_Problem to work on_: Going through the entries below, copy out each line that contains "配置文件".

[Entries from a dataset of interfaces]
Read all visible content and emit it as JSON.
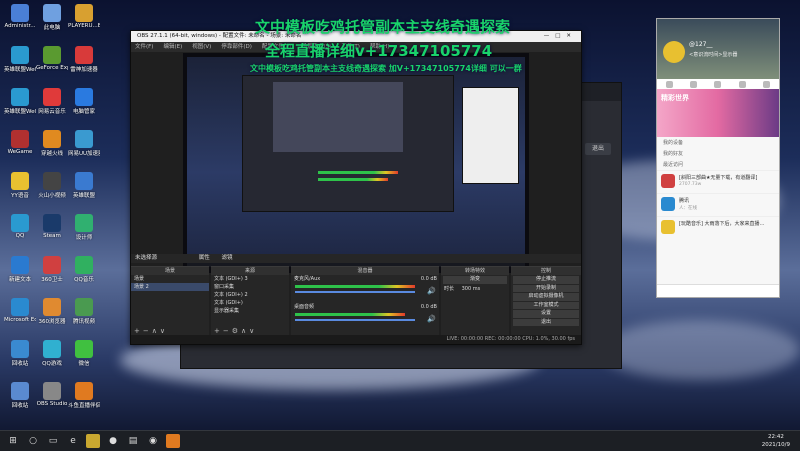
{
  "overlay": {
    "line1": "文中模板吃鸡托管副本主支线奇遇探索",
    "line2": "全程直播详细v+17347105774",
    "line3": "文中模板吃鸡托管副本主支线奇遇探索 加V+17347105774详细 可以一群"
  },
  "desktop_icons": [
    {
      "label": "Administr..."
    },
    {
      "label": "此电脑"
    },
    {
      "label": "PLAYERU...BATTLEGR..."
    },
    {
      "label": "英雄联盟WeGame版"
    },
    {
      "label": "GeForce Experience"
    },
    {
      "label": "雷神加速器"
    },
    {
      "label": "英雄联盟WeGame版"
    },
    {
      "label": "网易云音乐"
    },
    {
      "label": "电脑管家"
    },
    {
      "label": "WeGame"
    },
    {
      "label": "穿越火线"
    },
    {
      "label": "网易UU加速器"
    },
    {
      "label": "YY语音"
    },
    {
      "label": "火山小视频"
    },
    {
      "label": "英雄联盟"
    },
    {
      "label": "QQ"
    },
    {
      "label": "Steam"
    },
    {
      "label": "设计师"
    },
    {
      "label": "新建文本"
    },
    {
      "label": "360卫士"
    },
    {
      "label": "QQ音乐"
    },
    {
      "label": "Microsoft Edge"
    },
    {
      "label": "360浏览器"
    },
    {
      "label": "腾讯视频"
    },
    {
      "label": "回收站"
    },
    {
      "label": "QQ游戏"
    },
    {
      "label": "微信"
    },
    {
      "label": "回收站"
    },
    {
      "label": "OBS Studio"
    },
    {
      "label": "斗鱼直播伴侣"
    }
  ],
  "obs": {
    "title": "OBS 27.1.1 (64-bit, windows) - 配置文件: 未命名 - 场景: 未命名",
    "menu": [
      "文件(F)",
      "编辑(E)",
      "视图(V)",
      "停靠部件(D)",
      "配置文件(P)",
      "场景集合(S)",
      "工具(T)",
      "帮助(H)"
    ],
    "scene_bar_label": "未选择源",
    "scene_bar_props": "属性",
    "scene_bar_filters": "滤镜",
    "panels": {
      "scenes_header": "场景",
      "scenes": [
        "场景",
        "场景 2"
      ],
      "sources_header": "来源",
      "sources": [
        "文本 (GDI+) 3",
        "窗口采集",
        "文本 (GDI+) 2",
        "文本 (GDI+)",
        "显示器采集"
      ],
      "mixer_header": "混音器",
      "mixer_tracks": [
        {
          "name": "麦克风/Aux",
          "db": "0.0 dB"
        },
        {
          "name": "桌面音频",
          "db": "0.0 dB"
        }
      ],
      "transitions_header": "转场特效",
      "transition_type": "渐变",
      "duration_label": "时长",
      "duration_value": "300 ms",
      "controls_header": "控制",
      "controls": [
        "停止推流",
        "开始录制",
        "启动虚拟摄像机",
        "工作室模式",
        "设置",
        "退出"
      ]
    },
    "status": "LIVE: 00:00:00   REC: 00:00:00   CPU: 1.0%, 30.00 fps",
    "back_window_button": "退出"
  },
  "qq": {
    "nickname": "@127__",
    "signature": "<意识流时间>显示器",
    "banner_text": "精彩世界",
    "section_items": [
      "我的设备",
      "我的好友",
      "最近访问"
    ],
    "messages": [
      {
        "title": "[斜阳三部曲★无量下载，有道翻译]",
        "sub": "2707.73w"
      },
      {
        "title": "腾讯",
        "sub": "人：在线"
      },
      {
        "title": "[玩酷音乐] 大雨落下后，大家来直播…",
        "sub": ""
      }
    ]
  },
  "taskbar": {
    "time": "22:42",
    "date": "2021/10/9"
  },
  "colors": {
    "overlay_green": "#19d36a",
    "obs_bg": "#1f1f1f",
    "meter_green": "#2ec24a"
  }
}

_Answer for the task_:
    "title": "OBS 27.1.1 (64-bit, windows) - 配置文件: 未命名 - 场景: 未命名",
      "配置文件(P)",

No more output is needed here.